Gainor added his expert insight in treatment selection and sequencing, “We should really be prioritizing tar- geted therapies for those patients and really maximizing targeted therapies wherever possible for [them]. Unfortu- nately, we know that patients will eventually develop re- sistance to [targeted] therapy and, at some point, need to move on to other forms of therapy. I think the IMpower150 data tells us that one path forward may be exploring chemotherapy plus PD-1 combinations in those patients in- stead of just single-agent checkpoint inhibitors, which I think right now are not the best [way] forward for those particular patients.”
Drilon indicated the evolving treatment landscape and need for additional clinical evidence supporting the utlility of the combination in driver oncogenicpositive disease, “The question of whether or not to add immunotherapy to targeted therapy is an evolving question...while on a hypothetical level this might seem appealing, I wouldn’t personally do this as standard of care for patients. And this current point in time remains something that we explore on clinical trials. The bottom line is, right now, there are no strong data to support the use of a TKI together with immune therapy for any driver-positive subset.”
Patient populations with biomarker-defined NSCLC are highly heterogenous with distinct tumor biology, and there is a rapidly evolving conversation regarding the role of PD-1 or PD-L1 inhibitor monotherapy in subpopulations withEGFRmutations,ALKrearrangements,BRAFmutations, andROS-1rearrangements.

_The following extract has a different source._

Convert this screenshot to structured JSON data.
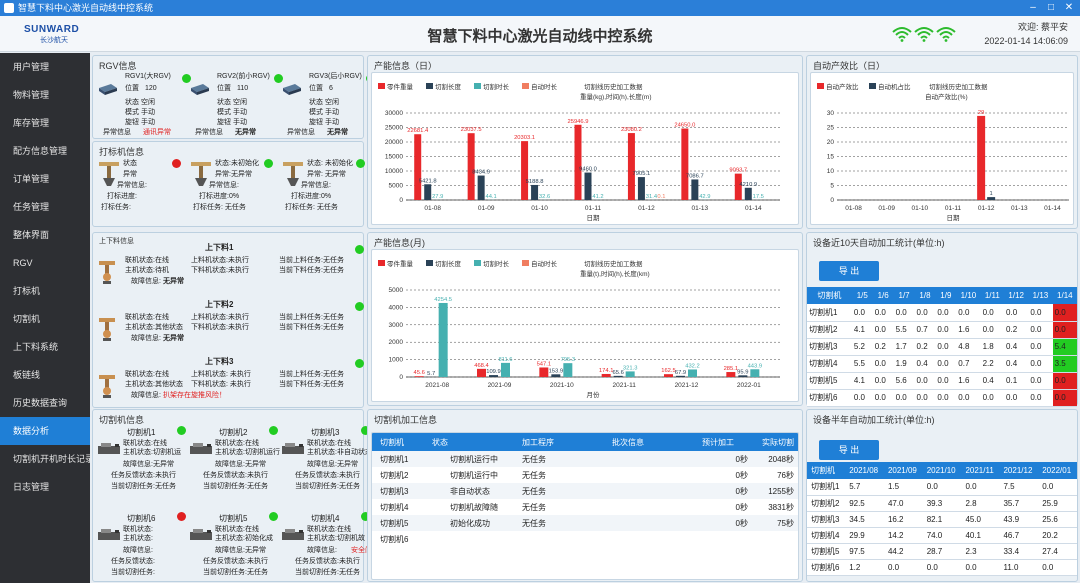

Although PD-1 and PD-L1 agents do offer a new standard of care for a specific group of patients, checkpoint inhibitors are not an alternative therapy for NSCLC populations with the clas- sic driver oncogenic genetic alterations. Emerging clinical evidence demonstrates that PD-1 or PD-L1 inhibitors did not demonstrate superiority to docetaxel chemotherapy among patients withEGFR-mutant andALK-positive NSCLC in any line of therapy, supporting the removal of immunotherapy from the guidelines for treatment in this population after TKI failure. These agents should be evaluated further to determine their place in therapy. Prioritization in the development ofEGFR- andALK-targeted TKIs currently used in clinical practice are still the preferred options for reintroduction of targeted agents in later lines of therapy in these molecular NSCLC subgroups. Further exploration of the role of chemotherapy in combination with immunotherapy is needed to determine appropriate therapy selection (ie, when to reintroduce TKI vs chemo- therapy with PD-1 and PD-L1 inhibitors in subsequent lines). Importantly, the type of driver oncogene in NSCLC is distinct, and this tumor biology must be carefully considered with treatment selection across lines of therapy. Ultimately, each patient population must be managed with thoughtful understanding, as each subgroup will have different therapeutic responses to various therapeutic agents, given their unique molecular alterations.